Apple’s ban on cloud gaming services in the App Store, as well as its insistence that all iOS browser apps require the use of Apple’s WebKit browser engine, have both been declared to be anticompetitive by the UK competition watchdog.
This announcement follow a year-long investigation.
Apple’s Cloud Gaming and WebKit Stance Seen as AntiCompetitive
One restriction Apple has placed on App Store gaming apps is a ban on cloud gaming apps. What this means is that a developer is unable to to offer an app that provides access to multiple games played via cloud servers.
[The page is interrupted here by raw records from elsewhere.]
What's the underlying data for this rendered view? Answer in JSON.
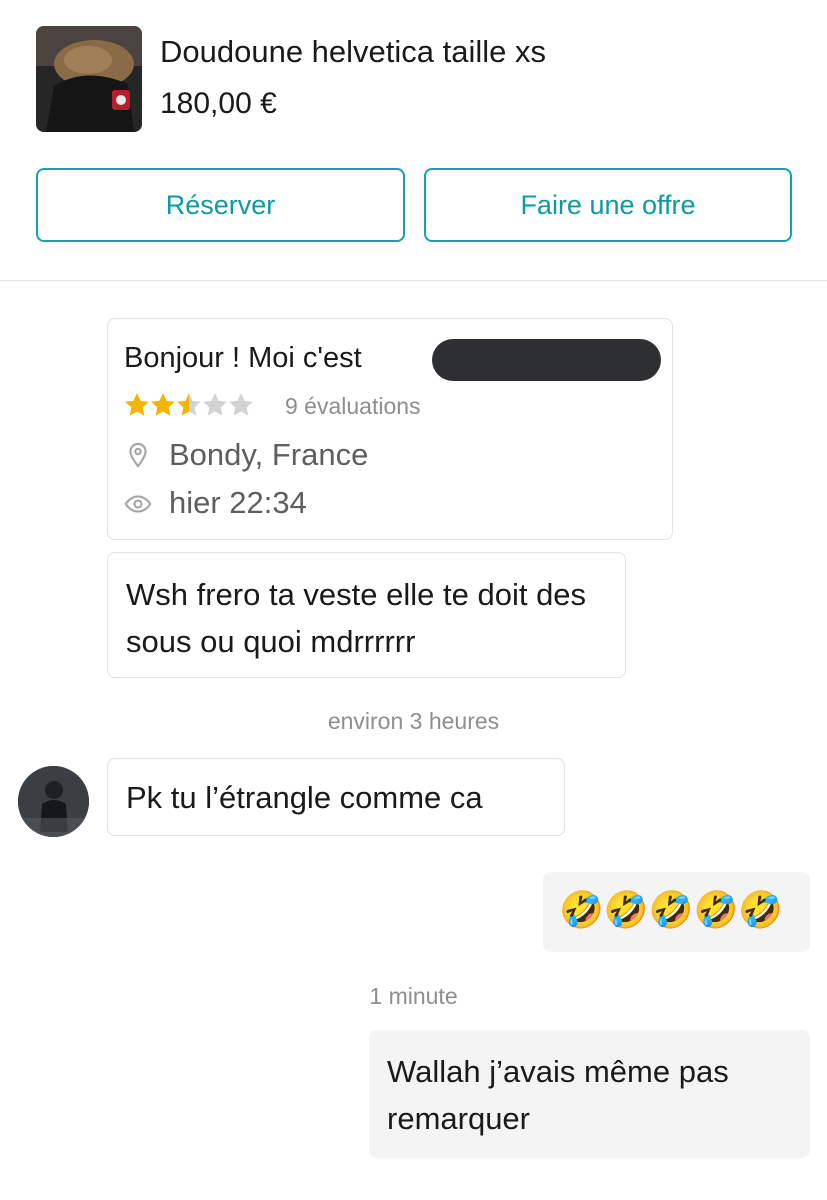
{
  "item": {
    "title": "Doudoune helvetica taille xs",
    "price": "180,00 €"
  },
  "actions": {
    "reserve_label": "Réserver",
    "offer_label": "Faire une offre"
  },
  "profile": {
    "greeting": "Bonjour ! Moi c'est",
    "rating": 2.5,
    "rating_max": 5,
    "reviews": "9 évaluations",
    "location": "Bondy, France",
    "last_seen": "hier 22:34",
    "colors": {
      "star_filled": "#f5b400",
      "star_empty": "#d3d3d3"
    }
  },
  "messages": [
    {
      "from": "them",
      "text": "Wsh frero ta veste elle te doit des sous ou quoi mdrrrrrr"
    },
    {
      "timestamp": "environ 3 heures"
    },
    {
      "from": "them",
      "text": "Pk tu l’étrangle comme ca"
    },
    {
      "from": "me",
      "text": "🤣🤣🤣🤣🤣"
    },
    {
      "timestamp": "1 minute"
    },
    {
      "from": "me",
      "text": "Wallah j’avais même pas remarquer"
    }
  ],
  "accent_color": "#12a5a9"
}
Some suggest that the aim of the company is to protect its share of per-game revenue, as well as block competition to its own Apple Arcade gaming subscription service.
Furthermore, while Apple does allow any developer to create its own web browser, as well as offer it in the App Store, the tech giant only approves browsers that use the company’s own WebKit rendering engine. As an example, this makes it impossible for a developer to make a browser app that is faster than Safari. Apple has also blocked access to some Safari features, such as Apple Pay integration.
The UK’s Competition and Markets Authority (CMA) carried out an investigation involving various antitrust complaints against Apple as well as Google. Today, the CMA has announced its findings, saying both companies restrict competition.
Essentially, the CMA stated that Apple and Google have “an effective duopoly on mobile ecosystems”. This allows Apple and Google to have a “stranglehold” on markets. This includes operating systems, app stores and web browsers on mobile devices.
Hurting Developers and Consumers
The CMA concluded that Apple’s exclusion of cloud gaming services is harmful to both developers and consumers.
Apple has blocked the emergence of cloud gaming services on its App Store. Like web apps, cloud gaming services are a developing innovation, providing mobile access to high-quality games that can be streamed rather than individually downloaded.
Gaming apps are a key source of revenue for Apple and cloud gaming could pose a real threat to Apple’s strong position in app distribution. By preventing this sector from growing, Apple risks causing mobile users to miss out on the full benefits of cloud gaming.
Additionally, the CMA has also concluded that Apple’s insistence that all iOS browsing apps use webkit, including the speed and functionality limited by engine capabilities, also blocks competition.
Apple bans alternatives to its own browser engine on its mobile devices; a restriction that is unique to Apple. The CMA is concerned this severely limits the potential for rival browsers to differentiate themselves from Safari (for example, on features such as speed and functionality) and limits Apple’s incentives to invest in its browser engine.
This restriction also seriously inhibits the capability of web apps – apps that run on a browser rather than having to be individually downloaded – depriving consumers and businesses of the full benefits of this innovative technology.
The complaint came about earlier in the year by a group of developers under the Open Web Advocacy banner.
A broader investigation into the terms and conditions Apple imposes on developers is additionally underway. So far, no findings have seen release. This additional investigation into Apple’s App Store terms and conditions began in March 2021.
Google is also under investigation for its in-app payments in the Play Store.
You can read the entirety of the CMA’s findings here.